This week’s Constitution Post deals with something with which we’re probably all familiar — patents and copyrights!
Nuts and Bolts
Let’s start with the text of the Copyright and Patent Clause:
“The Congress shall have Power To…promote the Progress of Science and useful Arts, by securing for limited Times to Authors and Inventors the exclusive Right to their respective Writings and Discoveries…“
This clause has become known as the Copyright Clause, the Copyright and Patent Clause, the Intellectual Property Clause, or the Progress Clause. In this article, I will reference it as the Copyright and Patent Clause.
The Copyright and Patent Clause has come to be interpreted as authorizing Congress to make laws instituting copyright options for a wide variety of works, including literary compositions, paintings, photographs, movies, sculptures, musical compositions, and more; and patent options for inventions, designs, and plant innovations. Patents are handled by the United States Patent and Trademark Office, and copyrights are handled by the U.S. Copyright Office.
The first copyright law was titled, simply, the “Copyright Act of 1790.” Under that Act, copyrights expired after 14 years. Today, a copyright typically expires 70 years after the author or artist’s death.
The first U.S. patent statute was titled “An Act to promote the Progress of Useful Arts” and granted 14-year patents to inventors for their inventions without the option of an extension. Since that time, over eight million patents have been granted, according to Wikipedia.
The Copyright and Patent Clause is the product of three different proposals made at the Constitutional Convention — one introduced by Charles Pickney, and the other two introduced by James Madison — and it’s wording was finalized by the Committee of Detail. Neither at the Constitutional Convention nor at the individual state’s ratification debates was it a matter of significant debate, and those concerns voiced were by no means vehement or fueled by a fear that the Clause would damage general liberty.
We’ve probably all seen the phrase patent pending on some machine or piece of equipment and wondered what it meant. I remember seeing the phrase on our family’s vacuum and asking my Mom about it. It made sense, but the concept was still somewhat obscure.
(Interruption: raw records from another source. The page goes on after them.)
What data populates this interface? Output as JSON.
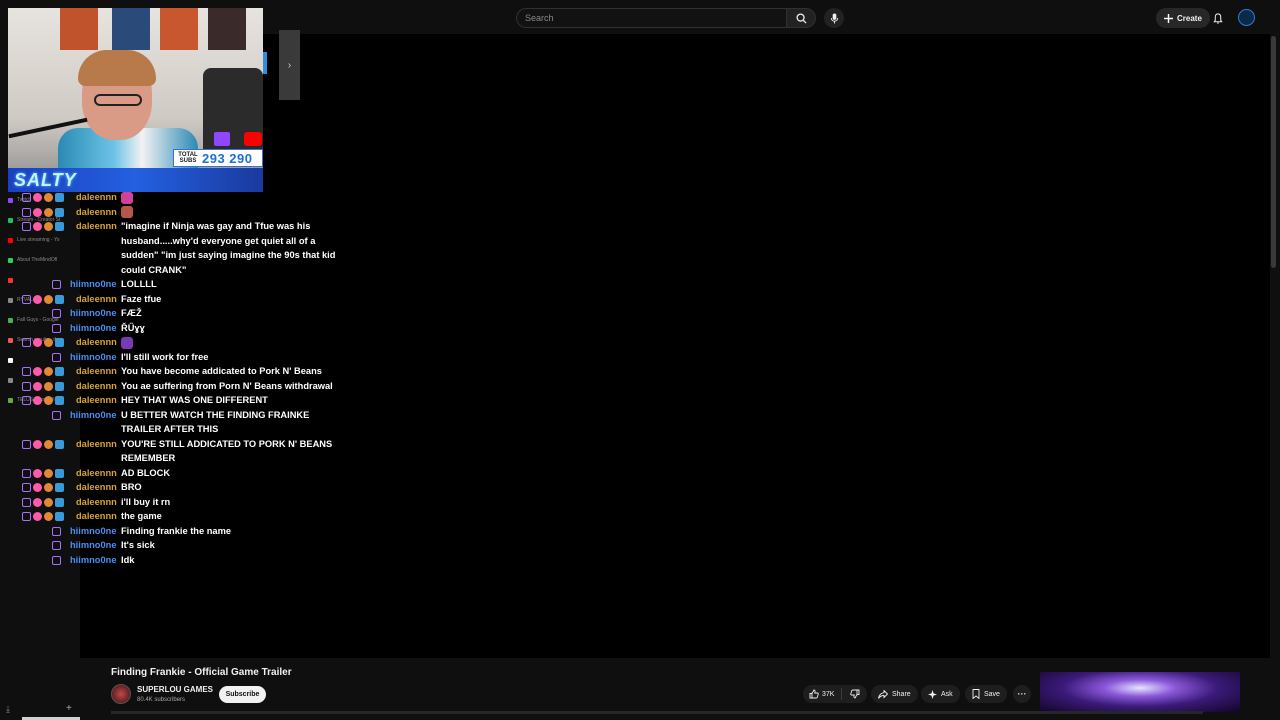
{
  "header": {
    "search_placeholder": "Search",
    "create_label": "Create",
    "icons": [
      "search-icon",
      "mic-icon",
      "plus-icon",
      "bell-icon",
      "avatar"
    ]
  },
  "overlay": {
    "subs_label": "TOTAL SUBS",
    "subs_count": "293 290",
    "brand": "SALTY"
  },
  "sidebar_ghost": [
    {
      "label": "Twitch",
      "color": "#9146ff"
    },
    {
      "label": "Stream - Creator St",
      "color": "#1fbf5f"
    },
    {
      "label": "Live streaming - Yo",
      "color": "#ff0000"
    },
    {
      "label": "About TheMindOfl",
      "color": "#2fd05a"
    },
    {
      "label": "",
      "color": "#ff3030"
    },
    {
      "label": "RYVAL",
      "color": "#888"
    },
    {
      "label": "Fall Guys - Google",
      "color": "#4caf50"
    },
    {
      "label": "Search results - the",
      "color": "#e55"
    },
    {
      "label": "",
      "color": "#fff"
    },
    {
      "label": "",
      "color": "#888"
    },
    {
      "label": "TELUS Boost Wi-Fi",
      "color": "#6a4"
    }
  ],
  "chat": [
    {
      "user": "daleennn",
      "type": "mod",
      "text": "",
      "emote": "#d1409a"
    },
    {
      "user": "daleennn",
      "type": "mod",
      "text": "",
      "emote": "#b5584a"
    },
    {
      "user": "daleennn",
      "type": "mod",
      "text": "\"imagine if Ninja was gay and Tfue was his husband.....why'd everyone get quiet all of a sudden\" \"im just saying imagine the 90s that kid could CRANK\""
    },
    {
      "user": "hiimno0ne",
      "type": "sub",
      "text": "LOLLLL"
    },
    {
      "user": "daleennn",
      "type": "mod",
      "text": "Faze tfue"
    },
    {
      "user": "hiimno0ne",
      "type": "sub",
      "text": "FÆŽ"
    },
    {
      "user": "hiimno0ne",
      "type": "sub",
      "text": "ŘŰɣɣ"
    },
    {
      "user": "daleennn",
      "type": "mod",
      "text": "",
      "emote": "#7a3ab5"
    },
    {
      "user": "hiimno0ne",
      "type": "sub",
      "text": "I'll still work for free"
    },
    {
      "user": "daleennn",
      "type": "mod",
      "text": "You have become addicated to Pork N' Beans"
    },
    {
      "user": "daleennn",
      "type": "mod",
      "text": "You ae suffering from Porn N' Beans withdrawal"
    },
    {
      "user": "daleennn",
      "type": "mod",
      "text": "HEY THAT WAS ONE DIFFERENT"
    },
    {
      "user": "hiimno0ne",
      "type": "sub",
      "text": "U BETTER WATCH THE FINDING FRAINKE TRAILER AFTER THIS"
    },
    {
      "user": "daleennn",
      "type": "mod",
      "text": "YOU'RE STILL ADDICATED TO PORK N' BEANS REMEMBER"
    },
    {
      "user": "daleennn",
      "type": "mod",
      "text": "AD BLOCK"
    },
    {
      "user": "daleennn",
      "type": "mod",
      "text": "BRO"
    },
    {
      "user": "daleennn",
      "type": "mod",
      "text": "i'll buy it rn"
    },
    {
      "user": "daleennn",
      "type": "mod",
      "text": "the game"
    },
    {
      "user": "hiimno0ne",
      "type": "sub",
      "text": "Finding frankie the name"
    },
    {
      "user": "hiimno0ne",
      "type": "sub",
      "text": "It's sick"
    },
    {
      "user": "hiimno0ne",
      "type": "sub",
      "text": "Idk"
    }
  ],
  "video": {
    "title": "Finding Frankie - Official Game Trailer",
    "channel": "SUPERLOU GAMES",
    "subscribers": "80.4K subscribers",
    "subscribe_label": "Subscribe",
    "likes": "37K",
    "share_label": "Share",
    "ask_label": "Ask",
    "save_label": "Save"
  }
}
We’ve all probably also seen the copyright information in the first few pages of a book or on the front of a cassette and thought, “It’s Greek to me!” I’ve joked with my siblings before by reading all of a book’s copyright information before reading the actual story.
Over the last several years, I’ve adventured into the world of song-writing! The otherwise impersonal copyright process became palpable to me when I procured my first copyright for a song I wrote a couple of years ago. It gave me a great feeling to have one of my works recognized and protected by law!
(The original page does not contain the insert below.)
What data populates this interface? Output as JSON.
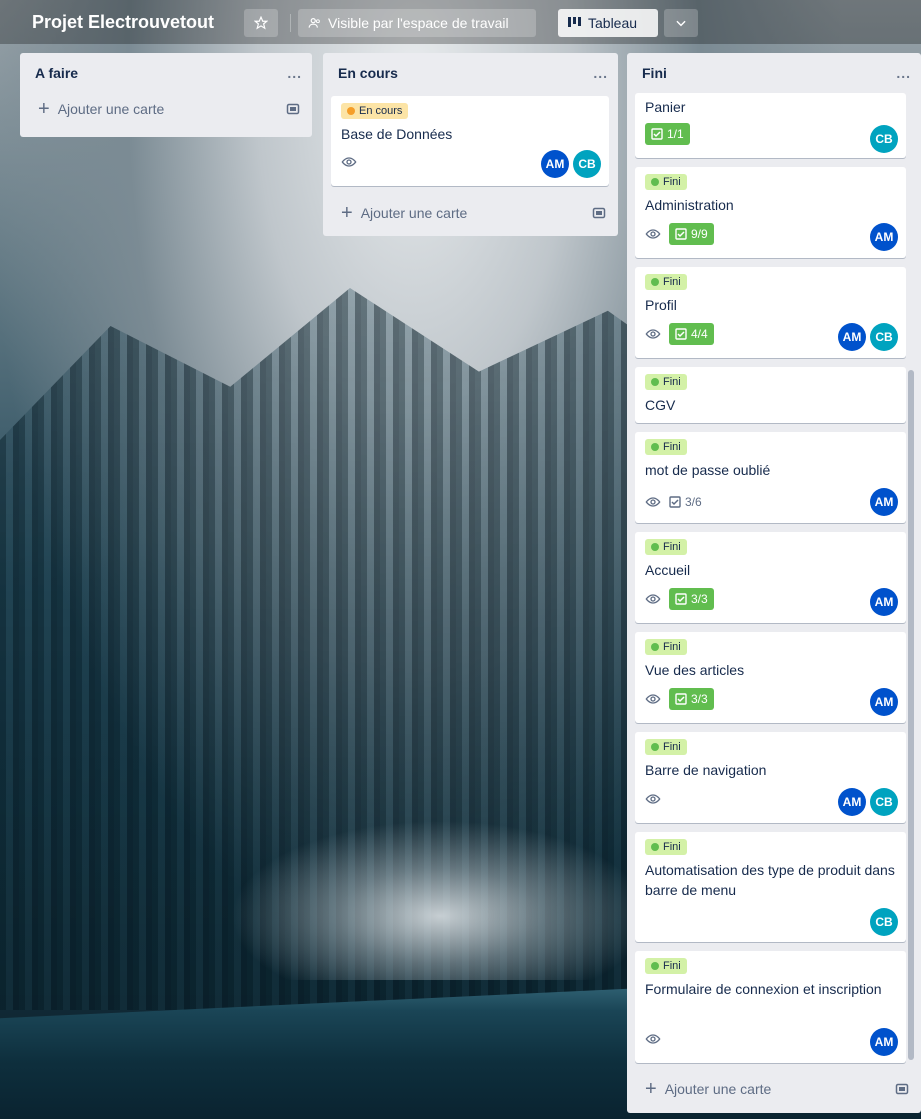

As I have reflected on my experience of the copyright process, I have realized the importance of the Copyright and Patent Clause. This clause is the guardian of competition in the arts and sciences, invigorating the excitement of discovery and the pride of creativity. It could well be said that, without an explicit promotion like the Copyright and Patent Clause, the advancement of “Science and the useful Arts” would stagnate. After all, where would be the satisfaction in invention or creativity if your work could be legally stolen?
I hope this post has helped you realize the importance of what may seem to be an insignificant Clause! Be sure to keep reading and studying for yourself!
Thomas B. Nachbar, Heritage Guide to the Constitution, “Patent and Copyright Clause”:
Wikipedia, “Copyright Clause”:
“U.S. Patent Activity Calendar Years 1790 to the Present”:
For more on plant patents:
For more on design patents:
Number of U.S. patents granted:
More on copyright law: